The Best Director category has caused the most internal debate out of any of the categories. At one point I felt there was no way Ryan Coogler could not deserve it after the fight scene he crafted in Creed, which was my favorite cinematic moment of the year. Then later in the year I understood it would have to go to Alejandro González Iñárritu for the undertaking that was The Revenant. Although, after taking a final look back at the year and putting everything into perspective, the true person that deserved this year’s Golden Reel for directing was George Miller for Mad Max: Fury Road. Miller was not only able to create a living, breathing world but he was able to actually show it the way he wanted by seamlessly merging real world models with visual effects. While that alone is difficult to do, he also found how to visually tell a two-hour story using nearly no dialogue. This late into Miller’s life, it really is incredible that he was able to pull together a film of this magnitude. Miller’s efforts with the film are going to be something the filmmaking community discusses for years to come.

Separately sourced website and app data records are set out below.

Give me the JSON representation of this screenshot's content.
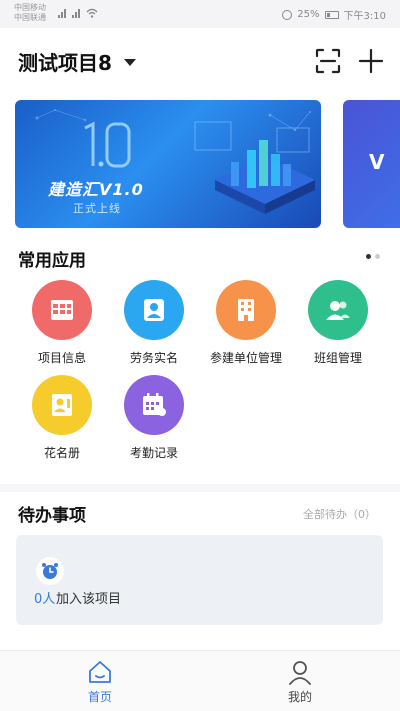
{
  "status_bar": {
    "carrier_top": "中国移动",
    "carrier_bottom": "中国联通",
    "battery": "25%",
    "time": "下午3:10"
  },
  "header": {
    "project_title": "测试项目8",
    "icons": [
      "chevron-down-icon",
      "scan-icon",
      "plus-icon"
    ]
  },
  "banner": {
    "version_mark": "1.0",
    "title": "建造汇V1.0",
    "subtitle": "正式上线",
    "next_banner_text": "V"
  },
  "common_apps": {
    "title": "常用应用",
    "pager": {
      "pages": 2,
      "active": 1
    },
    "items": [
      {
        "label": "项目信息",
        "icon": "table-icon",
        "color": "#f06a6a"
      },
      {
        "label": "劳务实名",
        "icon": "id-card-icon",
        "color": "#2ba6f0"
      },
      {
        "label": "参建单位管理",
        "icon": "building-icon",
        "color": "#f7924a"
      },
      {
        "label": "班组管理",
        "icon": "team-icon",
        "color": "#2fbf8c"
      },
      {
        "label": "花名册",
        "icon": "roster-icon",
        "color": "#f6cc2d"
      },
      {
        "label": "考勤记录",
        "icon": "calendar-icon",
        "color": "#8b63e0"
      }
    ]
  },
  "todo": {
    "title": "待办事项",
    "all_link": "全部待办（0）",
    "card": {
      "count": "0人",
      "text": "加入该项目",
      "icon": "alarm-clock-icon"
    }
  },
  "bottom_nav": {
    "items": [
      {
        "label": "首页",
        "icon": "home-icon",
        "active": true
      },
      {
        "label": "我的",
        "icon": "user-icon",
        "active": false
      }
    ]
  },
  "colors": {
    "accent": "#3a7ad9",
    "banner_blue": "#1a5ec8",
    "card_bg": "#edf1f6"
  }
}
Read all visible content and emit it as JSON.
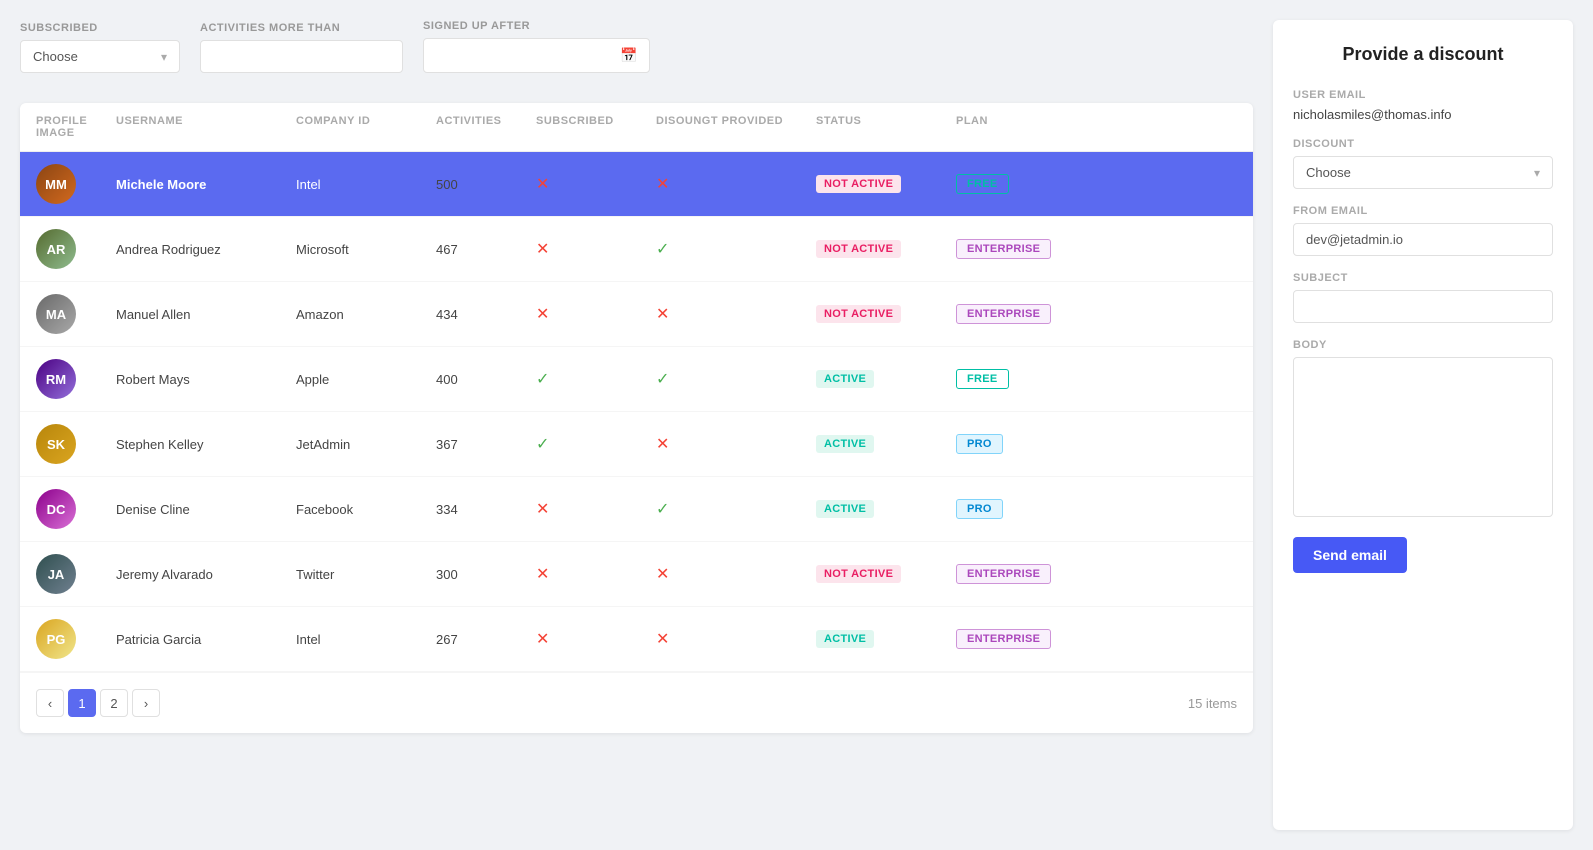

Celluloid Cinema’s Picture of the Year
It is now time for the biggest award of the year so I will not keep you all waiting any longer. The winner of the Golden Reel for Celluloid Cinema’s Picture of the Year is Spotlight. Throughout the year there were many films that were the front-runner for the category but it was not until two weeks ago that I truly had a clear favorite for the category. Many films were quite entertaining and well put together quite well but at the end of the day many either still had their faults or they were not impactful enough to change the audience’s view of the world. However, Spotlight uses all of the cinematic elements of film to reinforce its themes and create a lasting impression on the viewer that actually makes one change their viewpoint of the real world. Because Spotlight is able to demonstrate the power of Cinema and use it to its fullest it deserves to be Celluloid Cinema’s Picture of the Year.
Year in Review
In 2015, film continued to be dominated by sequels and reboots while the original ideas were a glimmer far and few between. While it may be fun to go see the next big super hero blockbuster (do not get me wrong I like them too) we must be careful to make sure we let studios know our interests expand beyond that. When we look back at some of the greatest films of previous decades most of them are original ideas that introduced us to new worlds and characters. If we keep presenting studios with the idea that we are content with old properties then we might not ever be treated to originality again. It will be interesting to see what next year brings for Cinema, as each year it is more evident that the real storytelling is shifting to television and away from the silver screen. But then again maybe film was never the proper medium to actually tell original stand-alone stories. After all can anyone’s life story be told in two hours?